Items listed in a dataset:

= Beginning of Section =

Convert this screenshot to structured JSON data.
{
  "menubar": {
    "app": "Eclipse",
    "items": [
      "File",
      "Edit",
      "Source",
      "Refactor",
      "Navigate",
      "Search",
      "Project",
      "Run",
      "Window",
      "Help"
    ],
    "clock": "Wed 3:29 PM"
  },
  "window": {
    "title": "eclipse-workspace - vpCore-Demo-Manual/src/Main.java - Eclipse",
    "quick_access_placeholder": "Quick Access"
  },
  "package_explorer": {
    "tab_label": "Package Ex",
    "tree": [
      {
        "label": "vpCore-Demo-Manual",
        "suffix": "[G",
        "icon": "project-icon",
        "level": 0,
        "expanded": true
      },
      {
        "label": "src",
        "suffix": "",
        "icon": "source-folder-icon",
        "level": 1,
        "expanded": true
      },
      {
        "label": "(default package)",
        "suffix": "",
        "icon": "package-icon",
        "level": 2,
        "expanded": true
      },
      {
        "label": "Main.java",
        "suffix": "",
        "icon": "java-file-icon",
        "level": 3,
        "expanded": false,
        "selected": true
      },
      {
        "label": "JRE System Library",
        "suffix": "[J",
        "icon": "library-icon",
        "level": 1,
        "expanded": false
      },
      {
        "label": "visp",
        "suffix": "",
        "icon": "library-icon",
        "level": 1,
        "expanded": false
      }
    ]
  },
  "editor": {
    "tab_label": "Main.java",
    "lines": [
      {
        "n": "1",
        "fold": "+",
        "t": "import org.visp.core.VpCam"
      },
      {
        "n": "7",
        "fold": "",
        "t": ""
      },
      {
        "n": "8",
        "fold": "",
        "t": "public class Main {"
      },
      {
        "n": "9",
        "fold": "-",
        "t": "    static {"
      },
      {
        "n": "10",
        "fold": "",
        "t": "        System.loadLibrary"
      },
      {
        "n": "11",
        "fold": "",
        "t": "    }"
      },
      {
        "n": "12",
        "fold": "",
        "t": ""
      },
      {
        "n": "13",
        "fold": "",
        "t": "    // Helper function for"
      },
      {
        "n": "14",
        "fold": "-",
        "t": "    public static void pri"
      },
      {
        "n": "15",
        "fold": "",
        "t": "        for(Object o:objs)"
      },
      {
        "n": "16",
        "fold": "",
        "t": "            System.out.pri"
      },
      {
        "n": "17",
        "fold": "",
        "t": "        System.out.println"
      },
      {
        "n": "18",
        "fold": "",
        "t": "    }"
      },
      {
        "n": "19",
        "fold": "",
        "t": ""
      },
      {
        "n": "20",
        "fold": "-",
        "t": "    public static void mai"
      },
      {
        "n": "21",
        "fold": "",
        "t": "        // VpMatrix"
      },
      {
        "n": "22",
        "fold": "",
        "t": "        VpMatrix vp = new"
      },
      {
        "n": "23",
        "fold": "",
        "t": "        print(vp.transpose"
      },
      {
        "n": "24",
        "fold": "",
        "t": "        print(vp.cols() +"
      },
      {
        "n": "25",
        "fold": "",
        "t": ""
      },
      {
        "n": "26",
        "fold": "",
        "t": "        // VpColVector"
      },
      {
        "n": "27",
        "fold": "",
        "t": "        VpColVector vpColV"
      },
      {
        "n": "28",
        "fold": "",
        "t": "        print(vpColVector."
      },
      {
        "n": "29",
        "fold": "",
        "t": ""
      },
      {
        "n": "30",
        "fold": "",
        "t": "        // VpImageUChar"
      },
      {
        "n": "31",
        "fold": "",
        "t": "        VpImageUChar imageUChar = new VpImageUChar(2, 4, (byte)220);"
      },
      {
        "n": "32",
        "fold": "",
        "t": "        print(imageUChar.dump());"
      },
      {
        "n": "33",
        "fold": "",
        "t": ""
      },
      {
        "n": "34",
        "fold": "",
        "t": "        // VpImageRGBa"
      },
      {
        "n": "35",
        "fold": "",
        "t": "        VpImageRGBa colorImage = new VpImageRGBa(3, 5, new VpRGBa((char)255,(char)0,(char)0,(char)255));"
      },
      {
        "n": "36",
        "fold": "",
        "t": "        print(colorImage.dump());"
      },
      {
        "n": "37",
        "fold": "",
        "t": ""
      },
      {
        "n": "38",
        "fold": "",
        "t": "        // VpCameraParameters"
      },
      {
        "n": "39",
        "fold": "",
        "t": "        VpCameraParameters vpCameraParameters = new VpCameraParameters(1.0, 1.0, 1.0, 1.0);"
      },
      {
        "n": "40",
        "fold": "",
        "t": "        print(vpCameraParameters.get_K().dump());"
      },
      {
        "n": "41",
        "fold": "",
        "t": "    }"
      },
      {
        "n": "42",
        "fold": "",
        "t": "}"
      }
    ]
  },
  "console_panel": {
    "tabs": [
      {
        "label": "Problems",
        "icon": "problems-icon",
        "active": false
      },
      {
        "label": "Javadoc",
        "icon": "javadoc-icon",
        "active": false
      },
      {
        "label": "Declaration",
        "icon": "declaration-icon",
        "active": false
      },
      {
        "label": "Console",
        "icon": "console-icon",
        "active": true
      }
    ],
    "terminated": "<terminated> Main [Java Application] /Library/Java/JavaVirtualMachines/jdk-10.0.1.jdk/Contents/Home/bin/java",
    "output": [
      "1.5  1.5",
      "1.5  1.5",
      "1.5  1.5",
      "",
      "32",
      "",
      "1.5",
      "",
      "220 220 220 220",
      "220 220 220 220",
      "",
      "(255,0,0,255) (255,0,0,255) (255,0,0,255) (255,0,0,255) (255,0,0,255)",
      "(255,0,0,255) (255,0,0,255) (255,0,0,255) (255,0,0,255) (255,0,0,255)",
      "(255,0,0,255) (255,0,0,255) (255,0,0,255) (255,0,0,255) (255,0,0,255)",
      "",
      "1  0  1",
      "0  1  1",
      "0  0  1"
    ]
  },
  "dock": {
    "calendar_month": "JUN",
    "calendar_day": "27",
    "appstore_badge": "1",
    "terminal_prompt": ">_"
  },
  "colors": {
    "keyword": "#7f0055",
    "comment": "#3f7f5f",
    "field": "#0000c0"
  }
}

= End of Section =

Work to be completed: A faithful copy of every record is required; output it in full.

Task result:
Convert this screenshot to structured JSON data.
{
  "menubar": {
    "app": "Eclipse",
    "items": [
      "File",
      "Edit",
      "Source",
      "Refactor",
      "Navigate",
      "Search",
      "Project",
      "Run",
      "Window",
      "Help"
    ],
    "clock": "Wed 3:29 PM"
  },
  "window": {
    "title": "eclipse-workspace - vpCore-Demo-Manual/src/Main.java - Eclipse",
    "quick_access_placeholder": "Quick Access"
  },
  "package_explorer": {
    "tab_label": "Package Ex",
    "tree": [
      {
        "label": "vpCore-Demo-Manual",
        "suffix": "[G",
        "icon": "project-icon",
        "level": 0,
        "expanded": true
      },
      {
        "label": "src",
        "suffix": "",
        "icon": "source-folder-icon",
        "level": 1,
        "expanded": true
      },
      {
        "label": "(default package)",
        "suffix": "",
        "icon": "package-icon",
        "level": 2,
        "expanded": true
      },
      {
        "label": "Main.java",
        "suffix": "",
        "icon": "java-file-icon",
        "level": 3,
        "expanded": false,
        "selected": true
      },
      {
        "label": "JRE System Library",
        "suffix": "[J",
        "icon": "library-icon",
        "level": 1,
        "expanded": false
      },
      {
        "label": "visp",
        "suffix": "",
        "icon": "library-icon",
        "level": 1,
        "expanded": false
      }
    ]
  },
  "editor": {
    "tab_label": "Main.java",
    "lines": [
      {
        "n": "1",
        "fold": "+",
        "t": "import org.visp.core.VpCam"
      },
      {
        "n": "7",
        "fold": "",
        "t": ""
      },
      {
        "n": "8",
        "fold": "",
        "t": "public class Main {"
      },
      {
        "n": "9",
        "fold": "-",
        "t": "    static {"
      },
      {
        "n": "10",
        "fold": "",
        "t": "        System.loadLibrary"
      },
      {
        "n": "11",
        "fold": "",
        "t": "    }"
      },
      {
        "n": "12",
        "fold": "",
        "t": ""
      },
      {
        "n": "13",
        "fold": "",
        "t": "    // Helper function for"
      },
      {
        "n": "14",
        "fold": "-",
        "t": "    public static void pri"
      },
      {
        "n": "15",
        "fold": "",
        "t": "        for(Object o:objs)"
      },
      {
        "n": "16",
        "fold": "",
        "t": "            System.out.pri"
      },
      {
        "n": "17",
        "fold": "",
        "t": "        System.out.println"
      },
      {
        "n": "18",
        "fold": "",
        "t": "    }"
      },
      {
        "n": "19",
        "fold": "",
        "t": ""
      },
      {
        "n": "20",
        "fold": "-",
        "t": "    public static void mai"
      },
      {
        "n": "21",
        "fold": "",
        "t": "        // VpMatrix"
      },
      {
        "n": "22",
        "fold": "",
        "t": "        VpMatrix vp = new"
      },
      {
        "n": "23",
        "fold": "",
        "t": "        print(vp.transpose"
      },
      {
        "n": "24",
        "fold": "",
        "t": "        print(vp.cols() +"
      },
      {
        "n": "25",
        "fold": "",
        "t": ""
      },
      {
        "n": "26",
        "fold": "",
        "t": "        // VpColVector"
      },
      {
        "n": "27",
        "fold": "",
        "t": "        VpColVector vpColV"
      },
      {
        "n": "28",
        "fold": "",
        "t": "        print(vpColVector."
      },
      {
        "n": "29",
        "fold": "",
        "t": ""
      },
      {
        "n": "30",
        "fold": "",
        "t": "        // VpImageUChar"
      },
      {
        "n": "31",
        "fold": "",
        "t": "        VpImageUChar imageUChar = new VpImageUChar(2, 4, (byte)220);"
      },
      {
        "n": "32",
        "fold": "",
        "t": "        print(imageUChar.dump());"
      },
      {
        "n": "33",
        "fold": "",
        "t": ""
      },
      {
        "n": "34",
        "fold": "",
        "t": "        // VpImageRGBa"
      },
      {
        "n": "35",
        "fold": "",
        "t": "        VpImageRGBa colorImage = new VpImageRGBa(3, 5, new VpRGBa((char)255,(char)0,(char)0,(char)255));"
      },
      {
        "n": "36",
        "fold": "",
        "t": "        print(colorImage.dump());"
      },
      {
        "n": "37",
        "fold": "",
        "t": ""
      },
      {
        "n": "38",
        "fold": "",
        "t": "        // VpCameraParameters"
      },
      {
        "n": "39",
        "fold": "",
        "t": "        VpCameraParameters vpCameraParameters = new VpCameraParameters(1.0, 1.0, 1.0, 1.0);"
      },
      {
        "n": "40",
        "fold": "",
        "t": "        print(vpCameraParameters.get_K().dump());"
      },
      {
        "n": "41",
        "fold": "",
        "t": "    }"
      },
      {
        "n": "42",
        "fold": "",
        "t": "}"
      }
    ]
  },
  "console_panel": {
    "tabs": [
      {
        "label": "Problems",
        "icon": "problems-icon",
        "active": false
      },
      {
        "label": "Javadoc",
        "icon": "javadoc-icon",
        "active": false
      },
      {
        "label": "Declaration",
        "icon": "declaration-icon",
        "active": false
      },
      {
        "label": "Console",
        "icon": "console-icon",
        "active": true
      }
    ],
    "terminated": "<terminated> Main [Java Application] /Library/Java/JavaVirtualMachines/jdk-10.0.1.jdk/Contents/Home/bin/java",
    "output": [
      "1.5  1.5",
      "1.5  1.5",
      "1.5  1.5",
      "",
      "32",
      "",
      "1.5",
      "",
      "220 220 220 220",
      "220 220 220 220",
      "",
      "(255,0,0,255) (255,0,0,255) (255,0,0,255) (255,0,0,255) (255,0,0,255)",
      "(255,0,0,255) (255,0,0,255) (255,0,0,255) (255,0,0,255) (255,0,0,255)",
      "(255,0,0,255) (255,0,0,255) (255,0,0,255) (255,0,0,255) (255,0,0,255)",
      "",
      "1  0  1",
      "0  1  1",
      "0  0  1"
    ]
  },
  "dock": {
    "calendar_month": "JUN",
    "calendar_day": "27",
    "appstore_badge": "1",
    "terminal_prompt": ">_"
  },
  "colors": {
    "keyword": "#7f0055",
    "comment": "#3f7f5f",
    "field": "#0000c0"
  }
}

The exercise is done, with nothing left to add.